More regulation, more surveillance and more enforcement: the policies cycling groups plan to impose on other road users

On 22 May a seminar on ‘Cyclists and the Law’ was held at City Hall. It was chaired by the Green Party’s Jenny Jones and featured Andrew Gilligan, the Mayor’s cycling tsar, among the speakers. From an economic perspective, two aspects of the seminar were striking.

Firstly, the importance of cars and lorries to London’s economy was almost completely ignored. According to Jenny Jones, ‘London has become a city of buses, pedestrians and bikes’. This simply isn’t true. Within London, cars carry as much passenger traffic as the Tube, buses, trains and bikes put together. It is correct, however, that car use has been falling in recent years. This is unsurprising in the context of falling living standards and transport/planning policies specifically designed to push people out of cars and onto other modes.

Nevertheless, the sheer scale of motoring within the capital means that any measures that increase delays are likely to have substantial economic costs. Using DfT estimates of the value of time and making a conservative allowance for running costs, it can be calculated that a 1 per cent increase in car journey times will impose costs of approximately £200 million on motorists in London [the precise accuracy of this figure is less important for this argument than its order of magnitude]. And further substantial costs would be imposed on other road vehicles such as HGVs. The impact of particular measures is of course time and place specific, but it was telling that the potential economic costs of some cycling policies, both to other road users and taxpayers, were barely discussed at the event.

Secondly, it was notable that the focus was almost entirely on ‘command and control’ measures centred on extra regulations, more surveillance, stricter enforcement and the centrally planned installation of new infrastructure. Once again there was little awareness of the economic costs of such policies or the misallocation of resources likely to result from the knowledge and incentive problems facing state bureaucracies.

It was disappointing that several win-win measures with the potential to benefit all road users were not mentioned. Removing a high proportion of traffic lights, for example, would speed up journeys and improve safety for both cyclists and motorists. Better road maintenance – repair of potholes and so on – would also have major benefits for cyclists and drivers.

A list of policies advocated at the seminar is provided below. The first set was supplied by the event organisers and the second set by speakers and audience members (many of whom represented cycling or road safety groups).

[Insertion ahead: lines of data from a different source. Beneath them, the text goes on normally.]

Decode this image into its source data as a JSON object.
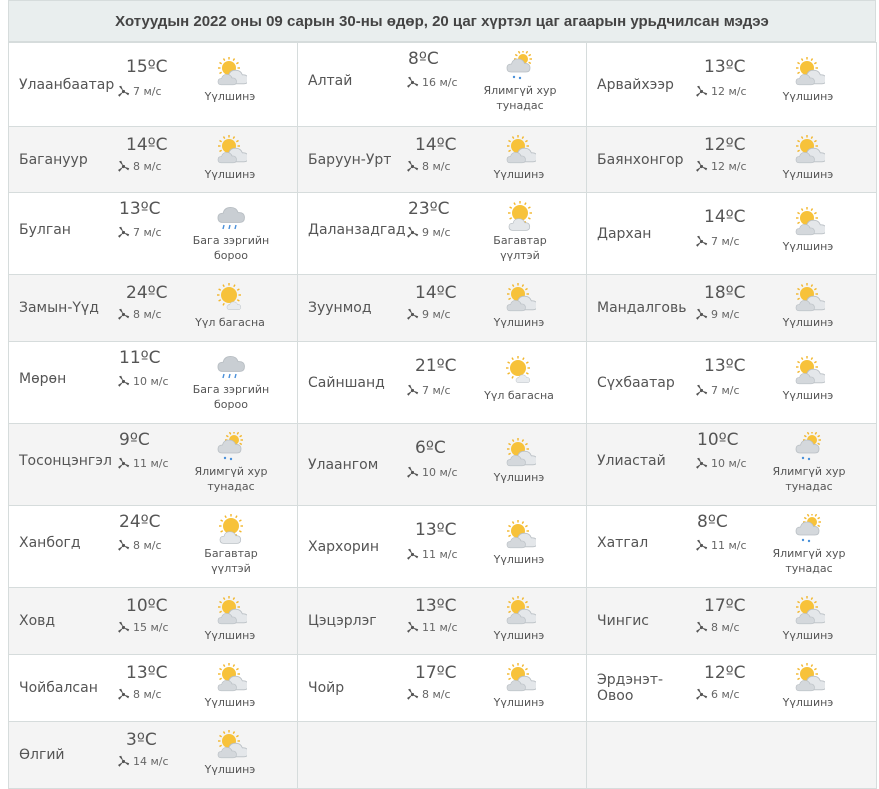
{
  "title": "Хотуудын 2022 оны 09 сарын 30-ны өдөр, 20 цаг хүртэл цаг агаарын урьдчилсан мэдээ",
  "rows": [
    [
      {
        "city": "Улаанбаатар",
        "temp": "15ºC",
        "wind": "7 м/с",
        "icon": "partly-cloudy-sun-icon",
        "desc": "Үүлшинэ"
      },
      {
        "city": "Алтай",
        "temp": "8ºC",
        "wind": "16 м/с",
        "icon": "cloud-sun-light-rain-icon",
        "desc": "Ялимгүй хур тунадас"
      },
      {
        "city": "Арвайхээр",
        "temp": "13ºC",
        "wind": "12 м/с",
        "icon": "partly-cloudy-sun-icon",
        "desc": "Үүлшинэ"
      }
    ],
    [
      {
        "city": "Багануур",
        "temp": "14ºC",
        "wind": "8 м/с",
        "icon": "partly-cloudy-sun-icon",
        "desc": "Үүлшинэ"
      },
      {
        "city": "Баруун-Урт",
        "temp": "14ºC",
        "wind": "8 м/с",
        "icon": "partly-cloudy-sun-icon",
        "desc": "Үүлшинэ"
      },
      {
        "city": "Баянхонгор",
        "temp": "12ºC",
        "wind": "12 м/с",
        "icon": "partly-cloudy-sun-icon",
        "desc": "Үүлшинэ"
      }
    ],
    [
      {
        "city": "Булган",
        "temp": "13ºC",
        "wind": "7 м/с",
        "icon": "rain-cloud-icon",
        "desc": "Бага зэргийн бороо"
      },
      {
        "city": "Даланзадгад",
        "temp": "23ºC",
        "wind": "9 м/с",
        "icon": "mostly-sunny-icon",
        "desc": "Багавтар үүлтэй"
      },
      {
        "city": "Дархан",
        "temp": "14ºC",
        "wind": "7 м/с",
        "icon": "partly-cloudy-sun-icon",
        "desc": "Үүлшинэ"
      }
    ],
    [
      {
        "city": "Замын-Үүд",
        "temp": "24ºC",
        "wind": "8 м/с",
        "icon": "sun-small-cloud-icon",
        "desc": "Үүл багасна"
      },
      {
        "city": "Зуунмод",
        "temp": "14ºC",
        "wind": "9 м/с",
        "icon": "partly-cloudy-sun-icon",
        "desc": "Үүлшинэ"
      },
      {
        "city": "Мандалговь",
        "temp": "18ºC",
        "wind": "9 м/с",
        "icon": "partly-cloudy-sun-icon",
        "desc": "Үүлшинэ"
      }
    ],
    [
      {
        "city": "Мөрөн",
        "temp": "11ºC",
        "wind": "10 м/с",
        "icon": "rain-cloud-icon",
        "desc": "Бага зэргийн бороо"
      },
      {
        "city": "Сайншанд",
        "temp": "21ºC",
        "wind": "7 м/с",
        "icon": "sun-small-cloud-icon",
        "desc": "Үүл багасна"
      },
      {
        "city": "Сүхбаатар",
        "temp": "13ºC",
        "wind": "7 м/с",
        "icon": "partly-cloudy-sun-icon",
        "desc": "Үүлшинэ"
      }
    ],
    [
      {
        "city": "Тосонцэнгэл",
        "temp": "9ºC",
        "wind": "11 м/с",
        "icon": "cloud-sun-light-rain-icon",
        "desc": "Ялимгүй хур тунадас"
      },
      {
        "city": "Улаангом",
        "temp": "6ºC",
        "wind": "10 м/с",
        "icon": "partly-cloudy-sun-icon",
        "desc": "Үүлшинэ"
      },
      {
        "city": "Улиастай",
        "temp": "10ºC",
        "wind": "10 м/с",
        "icon": "cloud-sun-light-rain-icon",
        "desc": "Ялимгүй хур тунадас"
      }
    ],
    [
      {
        "city": "Ханбогд",
        "temp": "24ºC",
        "wind": "8 м/с",
        "icon": "mostly-sunny-icon",
        "desc": "Багавтар үүлтэй"
      },
      {
        "city": "Хархорин",
        "temp": "13ºC",
        "wind": "11 м/с",
        "icon": "partly-cloudy-sun-icon",
        "desc": "Үүлшинэ"
      },
      {
        "city": "Хатгал",
        "temp": "8ºC",
        "wind": "11 м/с",
        "icon": "cloud-sun-light-rain-icon",
        "desc": "Ялимгүй хур тунадас"
      }
    ],
    [
      {
        "city": "Ховд",
        "temp": "10ºC",
        "wind": "15 м/с",
        "icon": "partly-cloudy-sun-icon",
        "desc": "Үүлшинэ"
      },
      {
        "city": "Цэцэрлэг",
        "temp": "13ºC",
        "wind": "11 м/с",
        "icon": "partly-cloudy-sun-icon",
        "desc": "Үүлшинэ"
      },
      {
        "city": "Чингис",
        "temp": "17ºC",
        "wind": "8 м/с",
        "icon": "partly-cloudy-sun-icon",
        "desc": "Үүлшинэ"
      }
    ],
    [
      {
        "city": "Чойбалсан",
        "temp": "13ºC",
        "wind": "8 м/с",
        "icon": "partly-cloudy-sun-icon",
        "desc": "Үүлшинэ"
      },
      {
        "city": "Чойр",
        "temp": "17ºC",
        "wind": "8 м/с",
        "icon": "partly-cloudy-sun-icon",
        "desc": "Үүлшинэ"
      },
      {
        "city": "Эрдэнэт-Овоо",
        "temp": "12ºC",
        "wind": "6 м/с",
        "icon": "partly-cloudy-sun-icon",
        "desc": "Үүлшинэ"
      }
    ],
    [
      {
        "city": "Өлгий",
        "temp": "3ºC",
        "wind": "14 м/с",
        "icon": "partly-cloudy-sun-icon",
        "desc": "Үүлшинэ"
      }
    ]
  ]
}
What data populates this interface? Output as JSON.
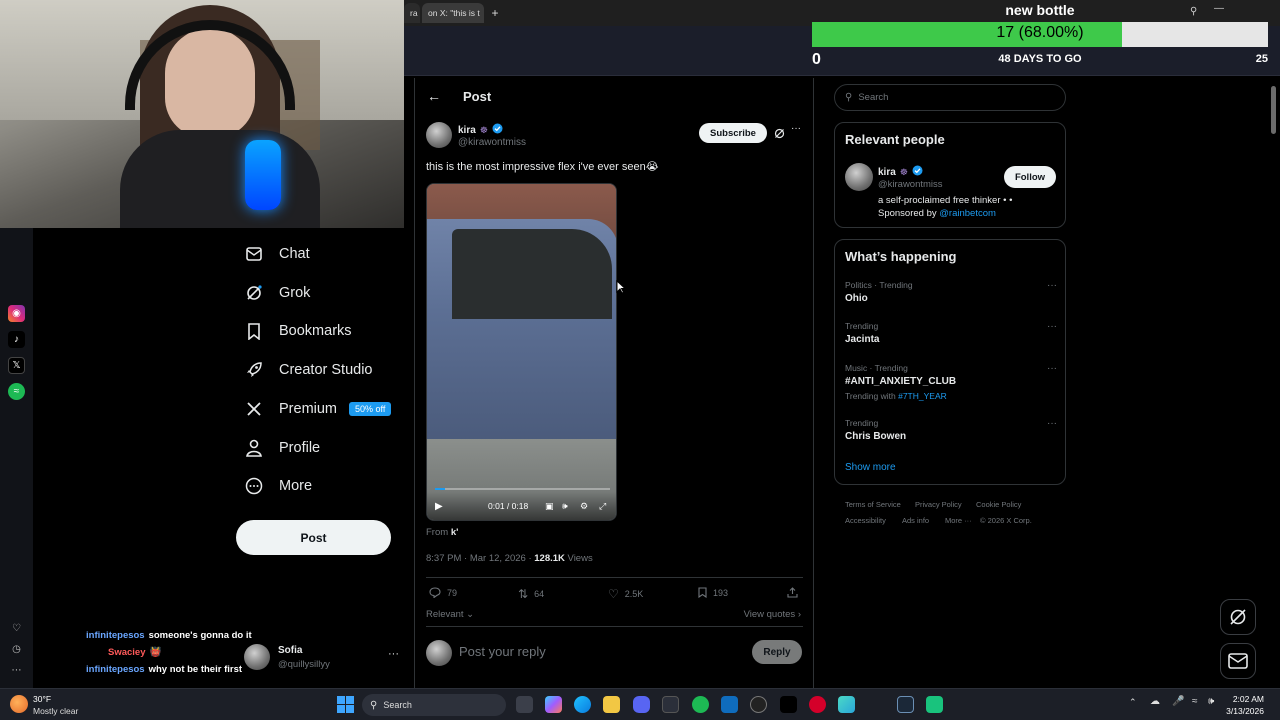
{
  "browser": {
    "tabs": [
      {
        "label": "ra"
      },
      {
        "label": "on X: \"this is t"
      }
    ]
  },
  "goal": {
    "title": "new bottle",
    "progress_text": "17 (68.00%)",
    "progress_fraction": 0.68,
    "min": "0",
    "days_text": "48 DAYS TO GO",
    "max": "25",
    "fill_color": "#3ec94a"
  },
  "nav": {
    "items": [
      {
        "label": "Chat",
        "icon": "chat-icon"
      },
      {
        "label": "Grok",
        "icon": "grok-icon"
      },
      {
        "label": "Bookmarks",
        "icon": "bookmark-icon"
      },
      {
        "label": "Creator Studio",
        "icon": "rocket-icon"
      },
      {
        "label": "Premium",
        "icon": "x-logo-icon"
      },
      {
        "label": "Profile",
        "icon": "person-icon"
      },
      {
        "label": "More",
        "icon": "more-circle-icon"
      }
    ],
    "premium_badge": "50% off",
    "post_button": "Post"
  },
  "account": {
    "name": "Sofia",
    "handle": "@quillysillyy"
  },
  "chat_overlay": [
    {
      "user": "infinitepesos",
      "message": "someone's gonna do it",
      "user_color": "#6aa6ff"
    },
    {
      "user": "Swaciey",
      "message": "👹",
      "user_color": "#ff5a5a"
    },
    {
      "user": "infinitepesos",
      "message": "why not be their first",
      "user_color": "#6aa6ff"
    }
  ],
  "post": {
    "header_title": "Post",
    "author_name": "kira",
    "author_handle": "@kirawontmiss",
    "subscribe_label": "Subscribe",
    "text": "this is the most impressive flex i've ever seen😭",
    "video_time": "0:01 / 0:18",
    "video_progress_fraction": 0.056,
    "from_label": "From",
    "from_value": "k'",
    "timestamp": "8:37 PM · Mar 12, 2026 ·",
    "views_count": "128.1K",
    "views_label": "Views",
    "stats": {
      "replies": "79",
      "reposts": "64",
      "likes": "2.5K",
      "bookmarks": "193"
    },
    "relevant_label": "Relevant",
    "view_quotes_label": "View quotes",
    "reply_placeholder": "Post your reply",
    "reply_button": "Reply"
  },
  "sidebar": {
    "search_placeholder": "Search",
    "relevant_people": {
      "title": "Relevant people",
      "name": "kira",
      "handle": "@kirawontmiss",
      "follow_label": "Follow",
      "bio_line1": "a self-proclaimed free thinker • •",
      "bio_line2_prefix": "Sponsored by",
      "bio_line2_link": "@rainbetcom"
    },
    "whats_happening": {
      "title": "What’s happening",
      "trends": [
        {
          "meta": "Politics · Trending",
          "name": "Ohio",
          "extra": ""
        },
        {
          "meta": "Trending",
          "name": "Jacinta",
          "extra": ""
        },
        {
          "meta": "Music · Trending",
          "name": "#ANTI_ANXIETY_CLUB",
          "extra_prefix": "Trending with",
          "extra": "#7TH_YEAR"
        },
        {
          "meta": "Trending",
          "name": "Chris Bowen",
          "extra": ""
        }
      ],
      "show_more": "Show more"
    },
    "footer": {
      "terms": "Terms of Service",
      "privacy": "Privacy Policy",
      "cookie": "Cookie Policy",
      "accessibility": "Accessibility",
      "ads": "Ads info",
      "more": "More ···",
      "copyright": "© 2026 X Corp."
    }
  },
  "taskbar": {
    "weather_temp": "30°F",
    "weather_desc": "Mostly clear",
    "search_label": "Search",
    "time": "2:02 AM",
    "date": "3/13/2026"
  }
}
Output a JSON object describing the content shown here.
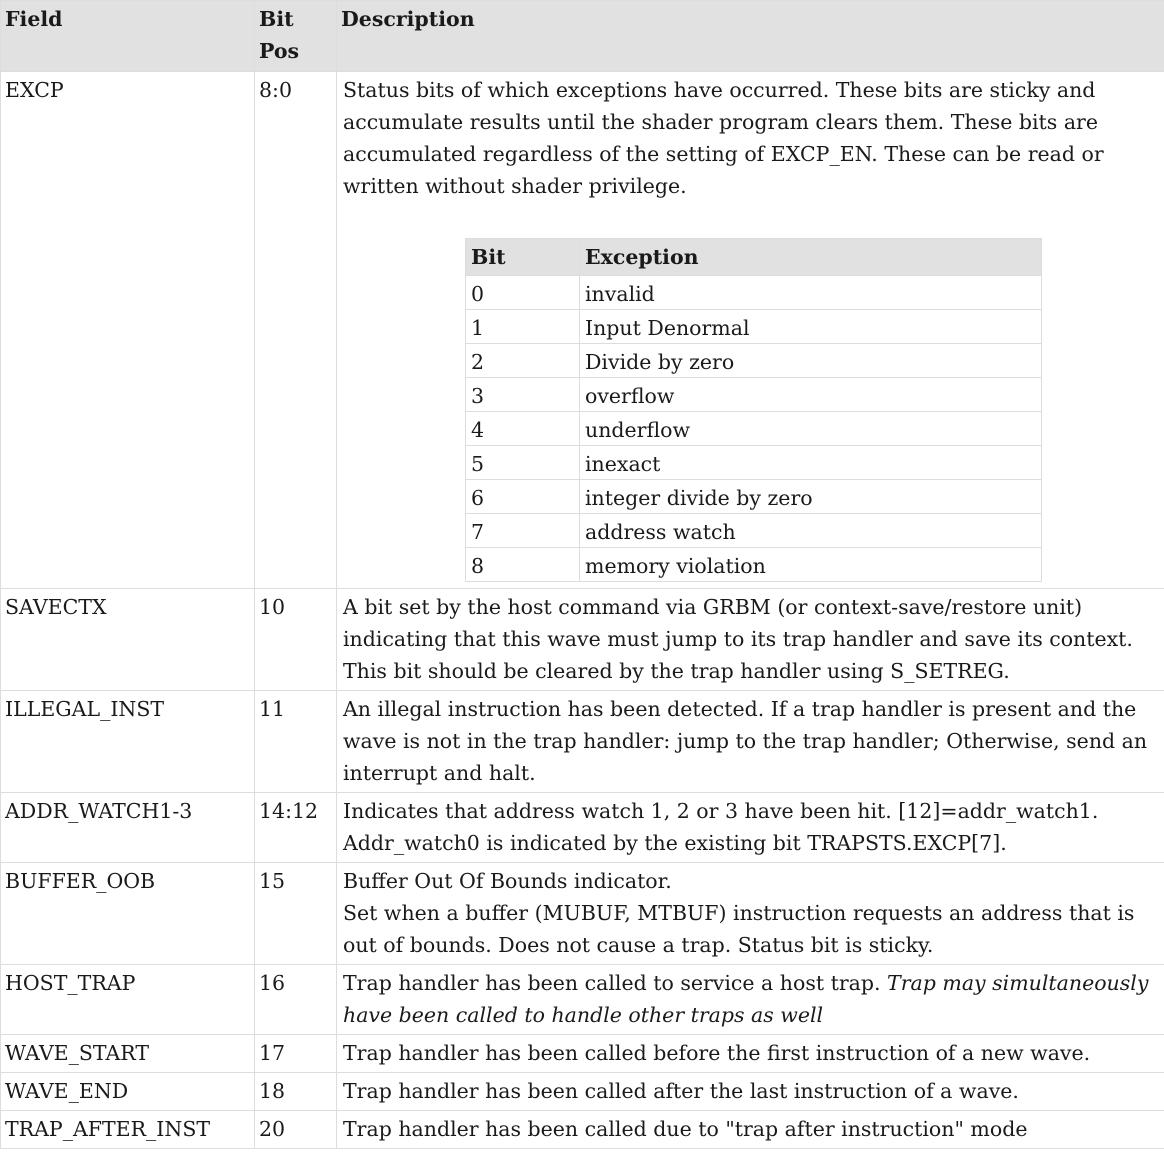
{
  "headers": {
    "field": "Field",
    "bitpos": "Bit Pos",
    "description": "Description"
  },
  "excp": {
    "field": "EXCP",
    "bitpos": "8:0",
    "description": "Status bits of which exceptions have occurred. These bits are sticky and accumulate results until the shader program clears them. These bits are accumulated regardless of the setting of EXCP_EN. These can be read or written without shader privilege.",
    "subtable": {
      "headers": {
        "bit": "Bit",
        "exception": "Exception"
      },
      "rows": [
        {
          "bit": "0",
          "exception": "invalid"
        },
        {
          "bit": "1",
          "exception": "Input Denormal"
        },
        {
          "bit": "2",
          "exception": "Divide by zero"
        },
        {
          "bit": "3",
          "exception": "overflow"
        },
        {
          "bit": "4",
          "exception": "underflow"
        },
        {
          "bit": "5",
          "exception": "inexact"
        },
        {
          "bit": "6",
          "exception": "integer divide by zero"
        },
        {
          "bit": "7",
          "exception": "address watch"
        },
        {
          "bit": "8",
          "exception": "memory violation"
        }
      ]
    }
  },
  "rows": [
    {
      "field": "SAVECTX",
      "bitpos": "10",
      "description": "A bit set by the host command via GRBM (or context-save/restore unit) indicating that this wave must jump to its trap handler and save its context. This bit should be cleared by the trap handler using S_SETREG."
    },
    {
      "field": "ILLEGAL_INST",
      "bitpos": "11",
      "description": "An illegal instruction has been detected. If a trap handler is present and the wave is not in the trap handler: jump to the trap handler; Otherwise, send an interrupt and halt."
    },
    {
      "field": "ADDR_WATCH1-3",
      "bitpos": "14:12",
      "description": "Indicates that address watch 1, 2 or 3 have been hit. [12]=addr_watch1. Addr_watch0 is indicated by the existing bit TRAPSTS.EXCP[7]."
    },
    {
      "field": "BUFFER_OOB",
      "bitpos": "15",
      "description": "Buffer Out Of Bounds indicator.",
      "description2": "Set when a buffer (MUBUF, MTBUF) instruction requests an address that is out of bounds. Does not cause a trap. Status bit is sticky."
    },
    {
      "field": "HOST_TRAP",
      "bitpos": "16",
      "description": "Trap handler has been called to service a host trap.",
      "description_italic": "Trap may simultaneously have been called to handle other traps as well"
    },
    {
      "field": "WAVE_START",
      "bitpos": "17",
      "description": "Trap handler has been called before the first instruction of a new wave."
    },
    {
      "field": "WAVE_END",
      "bitpos": "18",
      "description": "Trap handler has been called after the last instruction of a wave."
    },
    {
      "field": "TRAP_AFTER_INST",
      "bitpos": "20",
      "description": "Trap handler has been called due to \"trap after instruction\" mode"
    }
  ]
}
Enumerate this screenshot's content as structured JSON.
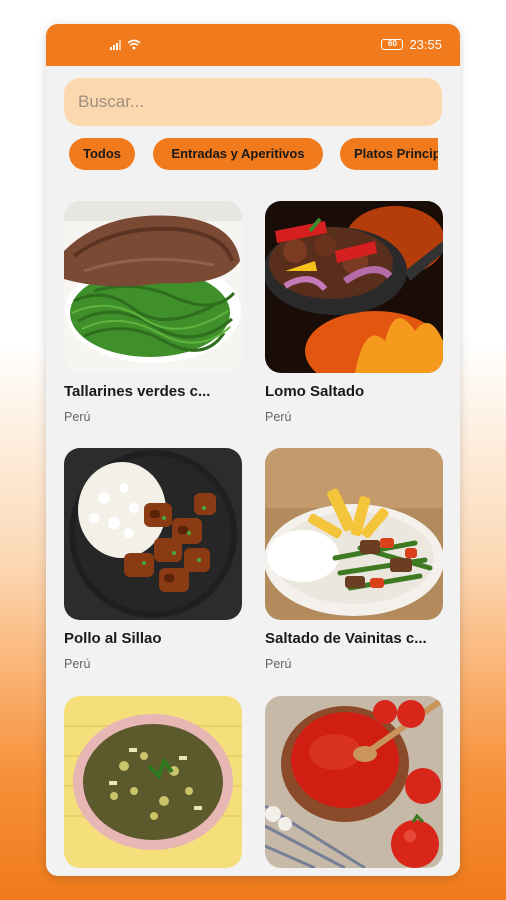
{
  "status": {
    "time": "23:55",
    "battery": "60"
  },
  "search": {
    "placeholder": "Buscar..."
  },
  "categories": [
    "Todos",
    "Entradas y Aperitivos",
    "Platos Principales"
  ],
  "recipes": [
    {
      "title": "Tallarines verdes c...",
      "origin": "Perú"
    },
    {
      "title": "Lomo Saltado",
      "origin": "Perú"
    },
    {
      "title": "Pollo al Sillao",
      "origin": "Perú"
    },
    {
      "title": "Saltado de Vainitas c...",
      "origin": "Perú"
    },
    {
      "title": "",
      "origin": ""
    },
    {
      "title": "",
      "origin": ""
    }
  ],
  "colors": {
    "accent": "#f07a1c",
    "search_bg": "#fcd8ae",
    "background": "#f2f2f2"
  }
}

  • Stricter liability – the assumption that injured cyclists deserve compensation unless it can be proved otherwise, or the Dutch scheme where at least 50% of responsibility for all cycle-related collisions lies with drivers
  • Legal priority for ‘straight across’ movements at junctions
  • European standards on vehicle design and fitting safety equipment, especially HGVs
  • Advanced Stop Lines to be treated the same as yellow box junctions
  • All KSIs to be properly investigated and the police should adhere to the Road Death Investigation Manual
  • Enforcement of 20mph limits by police
  • Close proximity collisions should be prosecuted using plain clothes police officers with cameras
  • Road crash victims of speeding, drunk and careless drivers should be included in the Government’s Code for Victims
  • The courts should make greater use of driving bans in sentencing and should be much firmer in resisting pleas of ‘hardship’, particularly when considering bans
  • Coroners should make greater use of their powers to make ‘Section 43’ reports to highlight solutions that might prevent deaths, and particularly the recurrent causes of deaths
  • Cycle lanes should continue across side roads
  • Implement 20 mph limits on main roads, unless a case for exemption has been made and approved
  • All major new developments should include Crossrail-type clauses on HGV safety training and joining the Fleet Operator Recognition Scheme (FORS)

Further policies advocated by panellists and audience members included:

  • Mandatory fitting of ‘black boxes’ in motor vehicles to monitor driving behaviour, including speed – possibly starting with commercial vehicles
  • Mandatory fitting of proximity sensors to large vehicles
  • Restricting HGV movements during peak hours
  • Use planning controls to force better HGV behaviour
  • Greater use of health and safety law to prosecute commercial operators
  • Police to seize and examine motorists’ mobile phones after accidents
  • Introducing new elements to driving tests
  • Installing average speed cameras to enforce 20 mph zones
  • Greater use of helmet camera video to monitor motorists
  • Prohibiting parking in on-road cycle lanes
  • Reduced stopping rights along cycle lanes, e.g. for deliveries
  • Re-allocating road space to cyclists from other road users
  • Expanding the cycling task force
  • Giving TFL the right to fine motorists entering ASLs and cycle lanes
  • Reducing the level of motorised traffic
  • Installing Dutch roundabouts
  • Attaching conditions to the award of parking permits to influence driver behaviour
  • Tying the amount paid in ‘road tax’ to driver behaviour

See also: Tour de France road closures could be avoided

Advertisements

One Response to More regulation, more surveillance and more enforcement: the policies cycling groups plan to impose on other road users

  1. Pingback: Institute of Economic Affairs signs up to join anti-cyling lobby | cyclableblog

%d bloggers like this: